━━━ Provided data

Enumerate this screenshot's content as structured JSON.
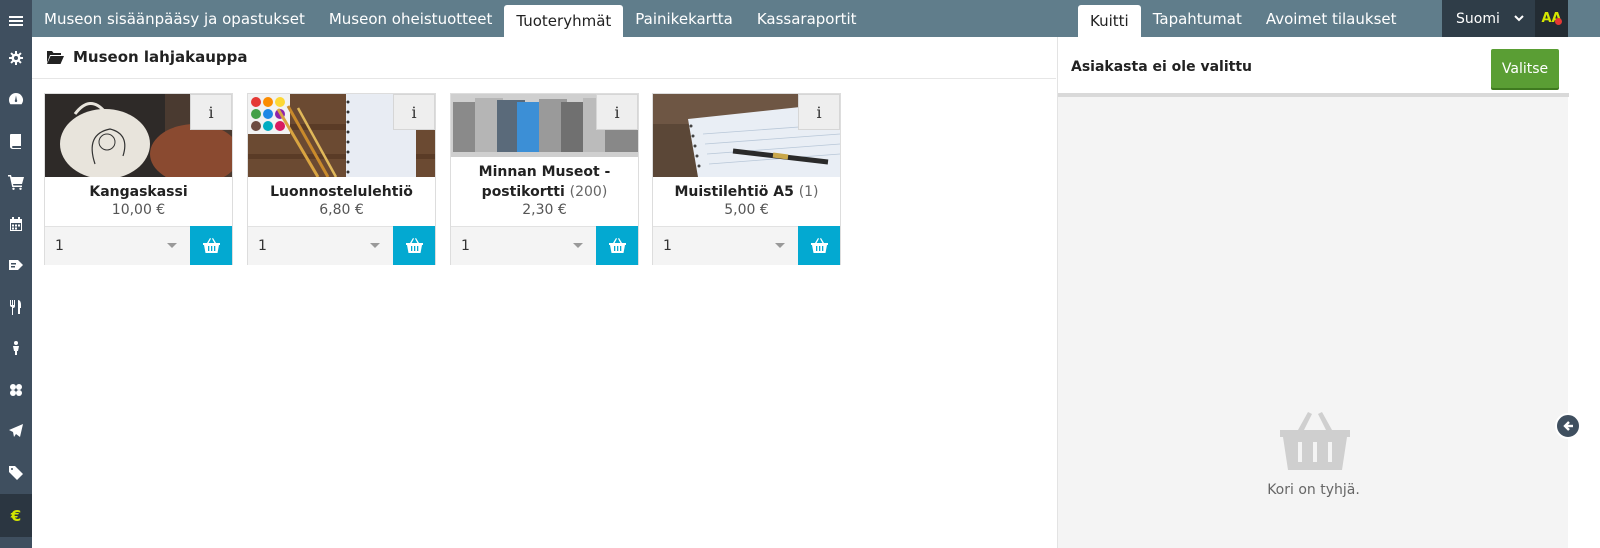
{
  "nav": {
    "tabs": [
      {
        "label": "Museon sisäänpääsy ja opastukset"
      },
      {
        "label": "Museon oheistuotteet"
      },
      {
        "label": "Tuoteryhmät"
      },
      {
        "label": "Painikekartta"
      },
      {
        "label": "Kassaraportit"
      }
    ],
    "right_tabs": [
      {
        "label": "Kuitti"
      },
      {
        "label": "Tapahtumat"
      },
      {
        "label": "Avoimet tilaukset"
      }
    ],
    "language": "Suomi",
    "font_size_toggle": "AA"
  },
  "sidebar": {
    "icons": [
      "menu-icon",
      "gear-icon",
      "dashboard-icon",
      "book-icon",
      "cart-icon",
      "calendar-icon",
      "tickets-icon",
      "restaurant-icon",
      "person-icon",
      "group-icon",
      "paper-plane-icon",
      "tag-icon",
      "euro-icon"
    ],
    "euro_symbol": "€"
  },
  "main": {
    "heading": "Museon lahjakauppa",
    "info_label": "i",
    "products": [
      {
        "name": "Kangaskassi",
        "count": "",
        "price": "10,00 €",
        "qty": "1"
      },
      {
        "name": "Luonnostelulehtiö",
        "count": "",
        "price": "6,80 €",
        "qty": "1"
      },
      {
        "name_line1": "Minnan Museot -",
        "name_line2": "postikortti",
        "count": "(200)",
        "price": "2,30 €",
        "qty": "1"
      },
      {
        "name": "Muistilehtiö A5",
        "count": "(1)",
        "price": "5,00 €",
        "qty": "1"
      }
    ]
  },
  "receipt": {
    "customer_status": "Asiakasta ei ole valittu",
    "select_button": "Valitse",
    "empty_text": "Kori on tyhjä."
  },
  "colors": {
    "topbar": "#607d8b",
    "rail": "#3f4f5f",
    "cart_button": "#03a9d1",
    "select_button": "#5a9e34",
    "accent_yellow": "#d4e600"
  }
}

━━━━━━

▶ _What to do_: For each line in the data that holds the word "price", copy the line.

▶ _Finished task_:
        "price": "10,00 €",
        "price": "6,80 €",
        "price": "2,30 €",
        "price": "5,00 €",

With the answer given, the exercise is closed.